"British manufacturing and the rustic charm of Stonecast makes it the perfect canvas for food presentation," she says. "Its variety of colours makes it versatile and complements all foods, adding authenticity to overall presentation. Using Churchill's super-vitrified body, it maintains its strength without compromising on appearance."
The Catering Equipment Suppliers Association's Light Equipment and Tableware Forum this year revealed the tabletop trends.
There was a plethora of miniature plates and serving dishes for creating theatrical tabletop displays. Copper and brass cookware gleamed for both cooking and serving.
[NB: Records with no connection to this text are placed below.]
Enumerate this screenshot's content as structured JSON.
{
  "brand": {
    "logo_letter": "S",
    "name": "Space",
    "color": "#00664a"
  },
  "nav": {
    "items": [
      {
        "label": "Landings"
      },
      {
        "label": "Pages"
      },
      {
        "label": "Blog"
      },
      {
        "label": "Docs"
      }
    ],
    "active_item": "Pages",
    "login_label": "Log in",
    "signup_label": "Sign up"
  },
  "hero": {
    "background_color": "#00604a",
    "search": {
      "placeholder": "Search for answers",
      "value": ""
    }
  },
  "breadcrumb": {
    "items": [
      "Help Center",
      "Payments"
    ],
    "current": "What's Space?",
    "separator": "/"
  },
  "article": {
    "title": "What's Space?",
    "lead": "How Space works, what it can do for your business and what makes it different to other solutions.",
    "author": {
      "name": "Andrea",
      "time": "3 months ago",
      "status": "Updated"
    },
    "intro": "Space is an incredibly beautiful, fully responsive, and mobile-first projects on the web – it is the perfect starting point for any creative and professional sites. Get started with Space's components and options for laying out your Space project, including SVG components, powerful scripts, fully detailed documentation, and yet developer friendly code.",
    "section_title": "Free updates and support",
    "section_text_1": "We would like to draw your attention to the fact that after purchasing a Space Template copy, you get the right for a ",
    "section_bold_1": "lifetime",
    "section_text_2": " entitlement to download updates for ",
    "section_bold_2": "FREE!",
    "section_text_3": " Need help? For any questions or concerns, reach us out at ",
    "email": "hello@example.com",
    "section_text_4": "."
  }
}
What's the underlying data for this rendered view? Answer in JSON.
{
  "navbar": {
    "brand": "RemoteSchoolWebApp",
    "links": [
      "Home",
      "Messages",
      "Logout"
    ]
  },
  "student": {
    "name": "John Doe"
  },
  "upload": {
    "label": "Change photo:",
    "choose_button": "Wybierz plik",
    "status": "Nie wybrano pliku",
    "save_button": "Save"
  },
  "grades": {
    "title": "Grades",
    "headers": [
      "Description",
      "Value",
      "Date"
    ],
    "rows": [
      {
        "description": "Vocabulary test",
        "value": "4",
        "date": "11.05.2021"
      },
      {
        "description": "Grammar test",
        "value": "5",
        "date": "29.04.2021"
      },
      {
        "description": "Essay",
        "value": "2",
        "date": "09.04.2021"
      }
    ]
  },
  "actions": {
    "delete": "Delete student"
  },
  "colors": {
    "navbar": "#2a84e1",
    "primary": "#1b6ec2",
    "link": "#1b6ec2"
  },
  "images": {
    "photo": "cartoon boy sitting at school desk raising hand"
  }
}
Retro and rustic-themed items abounded, from 70s-style coloured glassware, and drinking vessels that looked like jam jars, to slate servers and wooden crates for displaying goods.
Infant table service straight from the oven
The introduction of universal free school meals for infants in November 2014 was the second major challenge for St Paul's Church of England primary school in Brentford, west London, in as many years - a major fire in August 2013 had already led to the installation of a completely new school kitchen as part of the repair work.
Mel Sinclair, who plans all the menus and sources all the food for the school, says: "Following a major kitchen refurbishment last year, we introduced a 'family service', which means food is brought directly to the table and the children can help themselves, rather than queuing as they used to in the old canteen.
"Family service enables friends to sit together and promotes good speaking and listening in a calm and positive environment. To make family service work, we needed a product that would enable us to serve directly from oven to table, and Flexepans are perfect for this.
"Flexepans, from Primeware Ceramics, are used for jacket potatoes, roast potatoes, potato wedges, pasta, cakes, meat, salads and even jelly. They are so much better and more versatile than the stainless-steel gastronorm pans that we used to have. The most obvious advantage is that we no longer have to transfer food to another dish for serving, and that means that we save time, require fewer serving dishes and, perhaps most importantly of all, have reduced our breakages considerably.
"There are other advantages too. For example, we can chill food immediately after service and we spend much less time removing burnt-on food, which I know everyone in the team really appreciates. This combination of versatility, durability and practicality means that I really couldn't do without them now."
The finishing touch
Rebecca Blake, senior product manager UK and Ireland at SCA Hygiene Products, says it's worth using the full range of napkins and other tableware from your supplier, as they are a great way to add colour and design to an operation. A brightly coloured napkin for spring or summer, and darker, richer tones in the winter (such as Bordeaux, plum or cocoa) can really demonstrate a brand's character.
With folding, simplicity is key. All that is needed is a well-presented eight-fold napkin placed underneath the cutlery. It's much more appealing than a napkin left folded on top of the plate. Size also matters. For a buffet-style menu, smaller napkins are ideal as they are easy to pick up, use and dispose of. A larger napkin is needed for a whole meal.
Whether you serve cutlery on top of the napkin or in a cutlery bag, having it all ready-prepared back of house will speed things up.
Customers often take more napkins than they need. The Tork Xpressnap range of dispensers will cut napkin consumption by at least 25% compared to traditional dispensers.
SCA Hygiene Products
City Bar by LSA